13:24 is a unique survivor-driven public outreach, intended to deepen public awareness of crimes against children and of the lingering impacts of PTSD. Publishing was entirely funded by a consortium of nearly 100 child abuse survivors and their allies. Learn more…
HONORED WITH A STARRED REVIEW IN PUBLISHERS WEEKLY’S BEST BOOKS OF 2014 SPECIAL ISSUE
13:24 – A Story of Faith and Obsession
by M Dolon Hickmon
Publisher: Rehoboam Press
Publish Date: March 25, 2014
Goodreads 130 Ratings | 54 Reviews
Detective William Hursel has worked countless murder cases, staring down the cruelest deeds humanity has to offer. But nothing prepares him for what he’ll uncover while pursuing 14-year-old Christopher Pesner, a suspect in the brutal rage-killing of his own mother. While news reports focus on Chris’s odd obsession with the violent, blasphemous heavy metal band, Rehoboam, Hursel suspects a deeper motive — a hunch that is confirmed when Chris’s second victim is discovered. Racing to piece together the identity of Chris’s next target, Hursel descends into a shadowy underworld where human traffickers ply the wealthy and powerful with unseemly indulgences.
“Hickmon’s taut, gripping fiction debut journeys into a world of subversive rock-and-roll, dark perversions and deep emotional scars. . . . Hickmon weaves these separate plots together with an unforced ease, as when he effectively portrays Rehoboam’s struggling early years in well-deployed flashbacks. The narrative’s lean, unadorned prose becomes intensely involving as the plot hastens to its climax”
“Hickmon unleashes a shocking blitzkrieg of murder, conspiracy, and child abuse in this disturbing, breathlessly plotted murder mystery….Merging biblical tales, psychology, and social criticism, Hickmon stares into the distressing abyss of child exploitation with daring honesty….Eschewing easy answers for moral complexity, this thriller is unsettling entertainment that offers catharsis.”
M Dolon Hickmon is a child abuse survivor, a writer and an anti-abuse activist. His advocacy has run the gamut, from opposing state laws that allow the devout to deny their children basic literacy and lifesaving medical attention, to authoring a widely cited study linking schools’ use of corporal punishment to persistent academic underachievement. A contributor to The Freethinker, OnFaith, Alternet and TheHumanist.com, Mr. Hickmon has also explored the intersections of faith and child abuse in local and nationally syndicated talk-show appearances. Learn more…
Publishers Weekly Talks with M. Dolon Hickmon
In M. Dolon Hickmon’s debut murder mystery, 13:24: A Story of Faith and Obsession, detective William Hursel investigates the case of an emotionally scarred teenager who killed his mother and her boyfriend. Our reviewer complimented Hickmon’s ability to “[stare] into the distressing abyss of child exploitation with daring honesty” while “eschewing easy answers for moral complexity.” We caught up with Hickmon to discuss self-publishing and raising awareness about the prevalence of child abuse.. Read the full article at publishersweekly.com

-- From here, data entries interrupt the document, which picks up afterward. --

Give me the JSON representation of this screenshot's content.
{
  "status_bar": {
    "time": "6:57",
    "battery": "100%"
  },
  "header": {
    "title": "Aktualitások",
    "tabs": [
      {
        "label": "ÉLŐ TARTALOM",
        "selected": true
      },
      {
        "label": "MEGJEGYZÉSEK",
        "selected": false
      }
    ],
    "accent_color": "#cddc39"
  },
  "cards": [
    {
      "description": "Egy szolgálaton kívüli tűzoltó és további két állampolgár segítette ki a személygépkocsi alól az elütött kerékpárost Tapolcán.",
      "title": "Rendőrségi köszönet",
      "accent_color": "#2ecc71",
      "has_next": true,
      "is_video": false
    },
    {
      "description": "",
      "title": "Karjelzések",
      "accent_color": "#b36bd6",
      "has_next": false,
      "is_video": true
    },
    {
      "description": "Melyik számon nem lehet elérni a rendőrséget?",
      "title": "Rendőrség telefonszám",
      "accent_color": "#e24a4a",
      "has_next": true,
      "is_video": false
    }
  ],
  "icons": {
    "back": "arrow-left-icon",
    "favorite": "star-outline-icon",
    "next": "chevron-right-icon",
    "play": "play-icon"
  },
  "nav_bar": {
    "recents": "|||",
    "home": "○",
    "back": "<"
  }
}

M Dolon Hickmon interviewed on KGNW Live From Seattle
March 18, 2014 – M Dolon Hickmon went on the air with Doug Bursch of AM 820, to discuss a research study entitled “Perceptions of Serious Mental Illness in the Local Church”.
During the second segment of the radio program (you can listen below) M Dolon Hickmon and host Doug Bursch examined the biological mechanisms of trauma to understand why counseling based on the sin and forgiveness model fails to give relief to many child abuse survivors.
M Dolon Hickmon: A Survivor’s Conversation with Christianity
August 2, 2014 – “Here are the messages I gleaned from the church of my childhood: that beating children is acceptable—good for them, in fact; that bruises and welts are of little consequence; that fear is desirable, as is pained screaming and broken sobbing. I’d heard that kids were to be whipped for the least act of disobedience, with belts and sticks and plastic racecar tracks; on bare skin, and as often as an adult thought was necessary. . . .” Read the full article on The Freethinker